Our construction experts are instrumental in shaping the public sector’s approach in the field, most recently launching our new partnership construction agreement with NHS England, which is both playbook-compliant and meets the new construction Gold Standard. This brings together our construction procurement offer with the next generation of the ProCure agreement – helping to rationalise the number of public sector construction frameworks in operation, as the Playbook recommends.
The Consultancy Playbook sets out key guidance on commissioning and engaging with consultants more effectively to achieve better outcomes and value for money.
The Consultancy Playbook recommends that commercial teams consider whether there is a suitable CCS agreement to go to market through. Using CCS’s consultancy frameworks ‘provides an efficient route to market… allowing users to reduce cost, mitigate risk and maintain delivery assurance.’
Since its launch, CCS has worked closely with partners including the Government Consulting Hub, Cabinet Office’s Markets and Suppliers team, and Crown Representatives to increase the Government’s in-house capacity and expertise, boost collaboration, and ensure that, where external expertise is required, the public sector makes better decisions based on firmer data.
It is worth noting that the Consultancy Playbook forms part of the Sourcing Playbook. Therefore, where relevant, the 11 policies and principles of the Sourcing Playbook will also apply to consultancy contracts.
The Sourcing Playbook is focused on choosing the best model for delivering public services. The latest update to the Sourcing Playbook means it now includes updates and renewed focus on themes where consultations with industry and contracting authorities identified updated content would prove most useful, including managing inflation.
The Sourcing Playbook applies to frameworks and dynamic purchasing systems, and these should be set up following the guidelines, rules and principles set out within the Sourcing Playbook. Our customers use CCS as a preferred route to market and as a result, CCS has a responsibility to ensure all our customers can fulfil their policy obligations, either directly under the Playbook or indirectly under the National Procurement Policy Statement.
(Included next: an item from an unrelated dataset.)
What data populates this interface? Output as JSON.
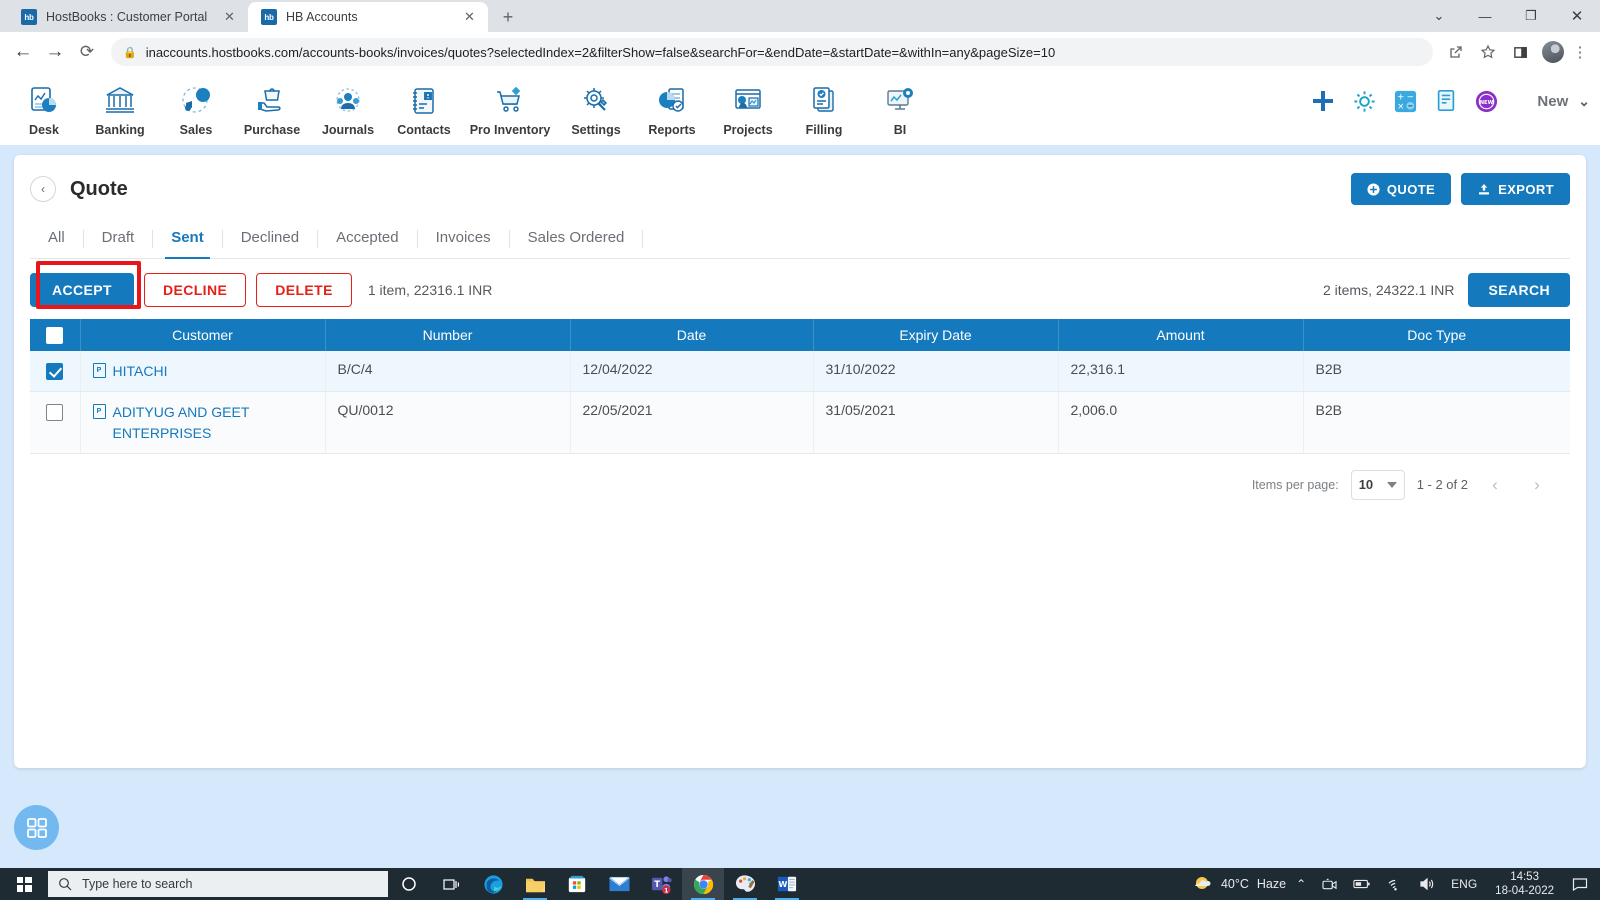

Earlier this year, guidance was produced on how to effectively use the Sourcing Playbook in conjunction with framework agreements.
Want to know more?